There are many blog platforms around where you can get started blogging – Tumblr, WordPress.com, WordPress.org, Blogger.com, etc. Make your knowledge and opinions about your topic visible – very carefully. Most blogs die or are abandoned eventually, but if you have the writing skill and the determination to write a blog, they can be powerful for increasing your personal visibility and “brand.” When you have a good blog established, carefully consider syndicating some of your posts, through a site like BlogHer.com which helps women bloggers. (Note: BlogHer.com is a WorkCoachCafe.com sponsor)
- Guest writing
If you like to write and are an expert in a topic but don’t want to commit to a weekly blog post, consider contributing articles to well-known sites like AOL, BusinessInsider, Forbes Blog, eHow.com, LifeHacker, Mashable, Patch, Yahoo, and many others. If there is a site you particularly like and visit often, check to see if they accept articles. Most often, these will be unpaid opportunities. Do be aware that the site’s reputation will color your own, so choose carefully.
- Write a book

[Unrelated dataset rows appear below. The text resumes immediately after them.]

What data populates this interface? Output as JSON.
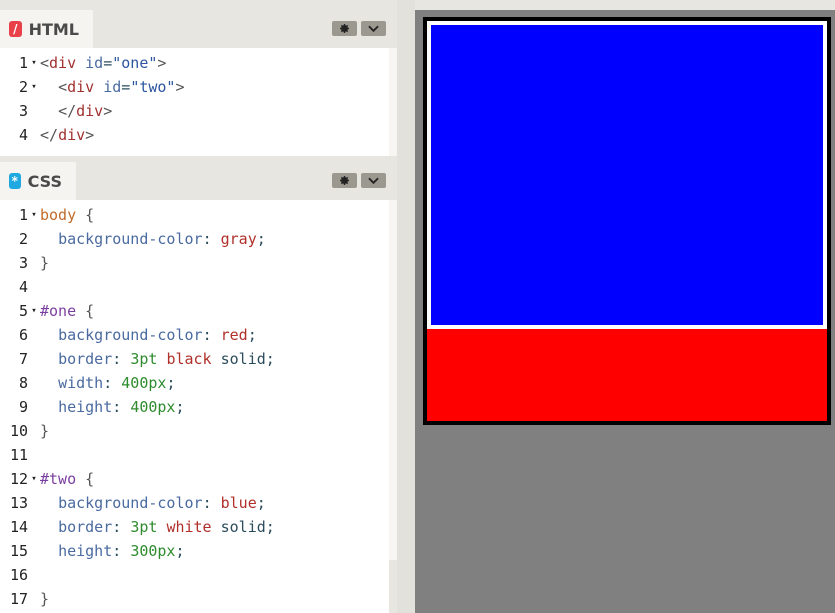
{
  "html_panel": {
    "title": "HTML",
    "badge": "/",
    "badge_color": "#e8414a",
    "settings_icon": "gear-icon",
    "collapse_icon": "chevron-down-icon",
    "lines": [
      {
        "n": "1",
        "fold": "▾",
        "parts": [
          [
            "c-bracket",
            "<"
          ],
          [
            "c-tag",
            "div"
          ],
          [
            "c-plain",
            " "
          ],
          [
            "c-attr",
            "id"
          ],
          [
            "c-plain",
            "="
          ],
          [
            "c-str",
            "\"one\""
          ],
          [
            "c-bracket",
            ">"
          ]
        ]
      },
      {
        "n": "2",
        "fold": "▾",
        "parts": [
          [
            "c-plain",
            "  "
          ],
          [
            "c-bracket",
            "<"
          ],
          [
            "c-tag",
            "div"
          ],
          [
            "c-plain",
            " "
          ],
          [
            "c-attr",
            "id"
          ],
          [
            "c-plain",
            "="
          ],
          [
            "c-str",
            "\"two\""
          ],
          [
            "c-bracket",
            ">"
          ]
        ]
      },
      {
        "n": "3",
        "fold": "",
        "parts": [
          [
            "c-plain",
            "  "
          ],
          [
            "c-bracket",
            "</"
          ],
          [
            "c-tag",
            "div"
          ],
          [
            "c-bracket",
            ">"
          ]
        ]
      },
      {
        "n": "4",
        "fold": "",
        "parts": [
          [
            "c-bracket",
            "</"
          ],
          [
            "c-tag",
            "div"
          ],
          [
            "c-bracket",
            ">"
          ]
        ]
      }
    ]
  },
  "css_panel": {
    "title": "CSS",
    "badge": "*",
    "badge_color": "#1fa9e0",
    "settings_icon": "gear-icon",
    "collapse_icon": "chevron-down-icon",
    "lines": [
      {
        "n": "1",
        "fold": "▾",
        "parts": [
          [
            "c-sel",
            "body"
          ],
          [
            "c-plain",
            " "
          ],
          [
            "c-bracket",
            "{"
          ]
        ]
      },
      {
        "n": "2",
        "fold": "",
        "parts": [
          [
            "c-plain",
            "  "
          ],
          [
            "c-prop",
            "background-color"
          ],
          [
            "c-plain",
            ": "
          ],
          [
            "c-kw",
            "gray"
          ],
          [
            "c-plain",
            ";"
          ]
        ]
      },
      {
        "n": "3",
        "fold": "",
        "parts": [
          [
            "c-bracket",
            "}"
          ]
        ]
      },
      {
        "n": "4",
        "fold": "",
        "parts": []
      },
      {
        "n": "5",
        "fold": "▾",
        "parts": [
          [
            "c-id",
            "#one"
          ],
          [
            "c-plain",
            " "
          ],
          [
            "c-bracket",
            "{"
          ]
        ]
      },
      {
        "n": "6",
        "fold": "",
        "parts": [
          [
            "c-plain",
            "  "
          ],
          [
            "c-prop",
            "background-color"
          ],
          [
            "c-plain",
            ": "
          ],
          [
            "c-kw",
            "red"
          ],
          [
            "c-plain",
            ";"
          ]
        ]
      },
      {
        "n": "7",
        "fold": "",
        "parts": [
          [
            "c-plain",
            "  "
          ],
          [
            "c-prop",
            "border"
          ],
          [
            "c-plain",
            ": "
          ],
          [
            "c-num",
            "3pt"
          ],
          [
            "c-plain",
            " "
          ],
          [
            "c-kw",
            "black"
          ],
          [
            "c-plain",
            " solid;"
          ]
        ]
      },
      {
        "n": "8",
        "fold": "",
        "parts": [
          [
            "c-plain",
            "  "
          ],
          [
            "c-prop",
            "width"
          ],
          [
            "c-plain",
            ": "
          ],
          [
            "c-num",
            "400px"
          ],
          [
            "c-plain",
            ";"
          ]
        ]
      },
      {
        "n": "9",
        "fold": "",
        "parts": [
          [
            "c-plain",
            "  "
          ],
          [
            "c-prop",
            "height"
          ],
          [
            "c-plain",
            ": "
          ],
          [
            "c-num",
            "400px"
          ],
          [
            "c-plain",
            ";"
          ]
        ]
      },
      {
        "n": "10",
        "fold": "",
        "parts": [
          [
            "c-bracket",
            "}"
          ]
        ]
      },
      {
        "n": "11",
        "fold": "",
        "parts": []
      },
      {
        "n": "12",
        "fold": "▾",
        "parts": [
          [
            "c-id",
            "#two"
          ],
          [
            "c-plain",
            " "
          ],
          [
            "c-bracket",
            "{"
          ]
        ]
      },
      {
        "n": "13",
        "fold": "",
        "parts": [
          [
            "c-plain",
            "  "
          ],
          [
            "c-prop",
            "background-color"
          ],
          [
            "c-plain",
            ": "
          ],
          [
            "c-kw",
            "blue"
          ],
          [
            "c-plain",
            ";"
          ]
        ]
      },
      {
        "n": "14",
        "fold": "",
        "parts": [
          [
            "c-plain",
            "  "
          ],
          [
            "c-prop",
            "border"
          ],
          [
            "c-plain",
            ": "
          ],
          [
            "c-num",
            "3pt"
          ],
          [
            "c-plain",
            " "
          ],
          [
            "c-kw",
            "white"
          ],
          [
            "c-plain",
            " solid;"
          ]
        ]
      },
      {
        "n": "15",
        "fold": "",
        "parts": [
          [
            "c-plain",
            "  "
          ],
          [
            "c-prop",
            "height"
          ],
          [
            "c-plain",
            ": "
          ],
          [
            "c-num",
            "300px"
          ],
          [
            "c-plain",
            ";"
          ]
        ]
      },
      {
        "n": "16",
        "fold": "",
        "parts": []
      },
      {
        "n": "17",
        "fold": "",
        "parts": [
          [
            "c-bracket",
            "}"
          ]
        ]
      }
    ]
  },
  "preview": {
    "body_color": "#808080",
    "outer_color": "#ff0000",
    "outer_border": "#000000",
    "inner_color": "#0000ff",
    "inner_border": "#ffffff"
  }
}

A long time ago, a speaker encouraged people to write non-fiction books in their areas of expertise by simply saying, “Author. Authority!“ True. Of course, writing a book is not easy or more of us would do it. Publish a “real” book or a Kindle ebook sold through Amazon, and you qualify to have an Amazon Author Page.
These are not, unfortunately, set-it-and-forget-it activities with the possible exception of the book (after it is published). Each will require at least weekly, if not daily, attention. So, choose the ones that are the most comfortable for you, preferably LinkedIn plus at least one additional element.
If you have a reputation recovery/management issue, choose several items from the list above to dominate the first two or three pages of search results on your name – or push any bad stuff to the third or fourth page of search results. One of the things Google values is “freshness” so keep adding new information to retain good position in search results.
Annoymity Is Over
We didn’t realize how good we had it in the past – and by “past” I’m talking 5 (and more) years ago. For the most part, we lived lives of anonymity. No one, outside of our families, friends, and those we worked for and with paid much attention to us. And, the reality is, we had MANY fewer ways to embarrass ourselves publicly.